Shadbolt Fellow Fabian Romero puts art at the forefront
By Geoff Gilliard
Fabian Romero brings a depth of perspective to their work as a community-based artist, filmmaker, and poet. Romero is a Purepécha, non-binary youth activist living on Duwamish land, the traditional territories of the first peoples in Seattle and King County, Washington.
As a PhD student in the Gender, Women & Sexuality Department at the University of Washington, Romero’s work has involved collaborating with other Indigenous artists to do creative research of what flight out of settler colonialism might look like.
“I'm writing as an urban Indian in the Seattle area,” Romero says. “So I feel like I have to connect with other urban Indians here because of the conversation about ‘grounded normativity’, a term that means land-based practices and land-based knowledges. Oftentimes people refer to this as going back into the bush but I want to have this conversation about what this means for urban Indians. We’re not living in the bush, we're living in the cities and I believe that we still have land-based practices and land-based knowledges that we can speak about as urban Indians.”

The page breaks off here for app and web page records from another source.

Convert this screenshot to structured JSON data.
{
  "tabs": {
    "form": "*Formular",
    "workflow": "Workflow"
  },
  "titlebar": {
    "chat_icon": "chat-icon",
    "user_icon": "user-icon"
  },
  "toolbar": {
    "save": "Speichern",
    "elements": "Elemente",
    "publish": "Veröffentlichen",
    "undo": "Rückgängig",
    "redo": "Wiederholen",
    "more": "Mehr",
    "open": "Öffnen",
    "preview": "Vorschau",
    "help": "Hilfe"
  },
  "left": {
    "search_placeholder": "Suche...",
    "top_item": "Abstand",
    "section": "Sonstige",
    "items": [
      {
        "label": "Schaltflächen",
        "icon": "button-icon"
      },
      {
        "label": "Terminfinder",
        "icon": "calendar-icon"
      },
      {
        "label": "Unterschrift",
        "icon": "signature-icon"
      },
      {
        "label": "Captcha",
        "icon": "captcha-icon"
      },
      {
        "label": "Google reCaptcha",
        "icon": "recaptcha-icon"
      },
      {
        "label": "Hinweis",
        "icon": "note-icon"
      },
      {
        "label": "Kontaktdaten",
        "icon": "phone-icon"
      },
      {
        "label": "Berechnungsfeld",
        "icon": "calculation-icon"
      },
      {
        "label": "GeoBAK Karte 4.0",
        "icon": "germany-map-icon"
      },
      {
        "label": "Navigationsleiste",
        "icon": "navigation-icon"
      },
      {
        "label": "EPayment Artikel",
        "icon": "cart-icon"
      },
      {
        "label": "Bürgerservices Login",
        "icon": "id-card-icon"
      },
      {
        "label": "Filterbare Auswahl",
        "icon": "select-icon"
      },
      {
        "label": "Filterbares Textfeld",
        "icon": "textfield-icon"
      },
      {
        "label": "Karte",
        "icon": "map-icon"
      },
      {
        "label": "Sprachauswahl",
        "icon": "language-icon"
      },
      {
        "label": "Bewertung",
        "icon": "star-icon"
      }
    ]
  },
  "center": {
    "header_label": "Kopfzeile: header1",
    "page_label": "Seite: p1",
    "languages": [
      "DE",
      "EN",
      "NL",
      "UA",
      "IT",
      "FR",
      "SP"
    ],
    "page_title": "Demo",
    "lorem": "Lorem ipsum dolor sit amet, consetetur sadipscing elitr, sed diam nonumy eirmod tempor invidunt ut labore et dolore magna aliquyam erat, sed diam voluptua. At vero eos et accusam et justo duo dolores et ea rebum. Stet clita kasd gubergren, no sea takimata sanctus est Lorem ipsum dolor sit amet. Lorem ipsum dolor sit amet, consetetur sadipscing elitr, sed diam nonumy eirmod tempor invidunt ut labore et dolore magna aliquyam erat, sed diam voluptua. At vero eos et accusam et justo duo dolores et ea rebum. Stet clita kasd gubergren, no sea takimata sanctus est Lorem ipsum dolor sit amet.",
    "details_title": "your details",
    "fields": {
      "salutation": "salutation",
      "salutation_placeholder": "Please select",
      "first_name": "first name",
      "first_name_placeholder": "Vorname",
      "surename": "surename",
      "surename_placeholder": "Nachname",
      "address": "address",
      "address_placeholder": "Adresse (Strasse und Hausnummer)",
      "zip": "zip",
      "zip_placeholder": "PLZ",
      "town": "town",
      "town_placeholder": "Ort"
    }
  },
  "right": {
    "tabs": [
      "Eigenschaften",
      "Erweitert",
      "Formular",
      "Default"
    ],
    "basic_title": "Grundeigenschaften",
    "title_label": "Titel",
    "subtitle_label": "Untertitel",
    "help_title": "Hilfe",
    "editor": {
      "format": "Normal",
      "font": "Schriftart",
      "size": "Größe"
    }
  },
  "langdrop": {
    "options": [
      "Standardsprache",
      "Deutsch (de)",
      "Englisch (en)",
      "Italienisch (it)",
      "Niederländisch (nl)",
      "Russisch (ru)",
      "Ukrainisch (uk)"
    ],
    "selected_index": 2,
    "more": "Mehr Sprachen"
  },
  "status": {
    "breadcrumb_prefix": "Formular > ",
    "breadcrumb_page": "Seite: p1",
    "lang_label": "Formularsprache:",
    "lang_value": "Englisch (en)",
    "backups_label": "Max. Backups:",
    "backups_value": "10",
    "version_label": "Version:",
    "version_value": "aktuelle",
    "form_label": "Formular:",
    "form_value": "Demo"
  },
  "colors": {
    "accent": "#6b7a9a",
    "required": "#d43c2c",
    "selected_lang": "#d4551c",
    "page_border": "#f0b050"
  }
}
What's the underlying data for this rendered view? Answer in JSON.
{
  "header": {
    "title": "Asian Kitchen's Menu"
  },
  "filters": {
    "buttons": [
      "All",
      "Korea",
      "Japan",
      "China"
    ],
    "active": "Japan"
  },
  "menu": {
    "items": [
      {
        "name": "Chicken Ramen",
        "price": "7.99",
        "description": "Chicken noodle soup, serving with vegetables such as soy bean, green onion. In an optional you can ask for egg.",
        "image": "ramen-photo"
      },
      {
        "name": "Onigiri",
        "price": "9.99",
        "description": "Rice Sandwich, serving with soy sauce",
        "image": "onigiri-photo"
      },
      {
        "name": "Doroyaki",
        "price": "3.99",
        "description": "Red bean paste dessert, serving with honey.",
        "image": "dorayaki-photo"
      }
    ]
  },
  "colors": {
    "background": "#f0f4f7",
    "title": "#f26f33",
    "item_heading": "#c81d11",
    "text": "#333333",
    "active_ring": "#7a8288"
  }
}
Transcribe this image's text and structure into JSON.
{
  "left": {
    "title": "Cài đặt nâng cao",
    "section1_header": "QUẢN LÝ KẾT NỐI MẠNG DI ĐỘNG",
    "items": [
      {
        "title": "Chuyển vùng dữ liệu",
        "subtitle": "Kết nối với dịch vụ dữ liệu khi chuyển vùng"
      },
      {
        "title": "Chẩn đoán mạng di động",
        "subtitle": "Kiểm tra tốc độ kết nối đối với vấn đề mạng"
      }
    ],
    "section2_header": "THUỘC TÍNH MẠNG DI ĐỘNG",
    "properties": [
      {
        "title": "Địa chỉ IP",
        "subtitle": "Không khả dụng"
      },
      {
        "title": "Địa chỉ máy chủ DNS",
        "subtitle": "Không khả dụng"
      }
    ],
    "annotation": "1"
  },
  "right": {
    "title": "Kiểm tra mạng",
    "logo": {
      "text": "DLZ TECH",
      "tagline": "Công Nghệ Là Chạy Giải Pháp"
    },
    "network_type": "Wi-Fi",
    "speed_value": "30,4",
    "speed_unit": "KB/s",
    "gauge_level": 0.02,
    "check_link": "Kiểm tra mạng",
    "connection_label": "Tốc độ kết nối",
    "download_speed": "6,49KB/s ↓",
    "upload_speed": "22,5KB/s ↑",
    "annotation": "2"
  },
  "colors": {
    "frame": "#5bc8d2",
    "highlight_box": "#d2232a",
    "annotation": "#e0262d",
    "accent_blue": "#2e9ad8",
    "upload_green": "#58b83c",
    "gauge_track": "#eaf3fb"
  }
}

Seattle has one of the largest Purepécha communities in the U.S. due to the large need for seasonal farm workers in the Pacific Northwest. Born in Michoacán, Mexico, Romero is the child of agricultural migrant labourers whose poetry and stories stem from their experiences as an economic refugee.
“I am like many Indigenous scholars that are either from Central America or the Southwest U.S.,” Romero says. “We are interested in the condition of what borders do to Indigeneity and specifically how borders erase Indigeneity.”
As someone who entered academia as an artist, they continue to make art the forefront of everything they do.
“I write from a child's point of view,” Romero says. “I came to the U.S. when I was seven years old the last time. The first time I was in my mom's womb. The second time I was two years old. And each time I would go back as the agricultural season ended because it was just not possible to stay due to the immigration policies at the time. But the last time, we didn't return. And that's how I ended up in the U.S.”
During their Shadbolt residency, Romero wants to take up the question, “what is Black liberation and Indigenous sovereignty?”
“It's so easy to mention but we don't really have a lot of conversations about what that looks like,” they say.
“I have folks in mind that I would love to bring together and have conversations about topics of authenticity, what that means for us as Indigenous artists, especially for those of us Afro-Indigenous and Central American and Mexican Indigenous people, how often we are put in a position to perform Indigeneity or refuse to perform Indigeneity. I'm interested in having some artists and musicians share their work that is related to the conversations of sovereignty and Black liberation.”
Romero notes that while those artists and musicians might come from “totally different nations and tribes, we are coming together with this common goal which is to have a better world where there is Indigenous sovereignty and we care for each other in a way that really challenges conventional settler ideas of friendship and what family is.”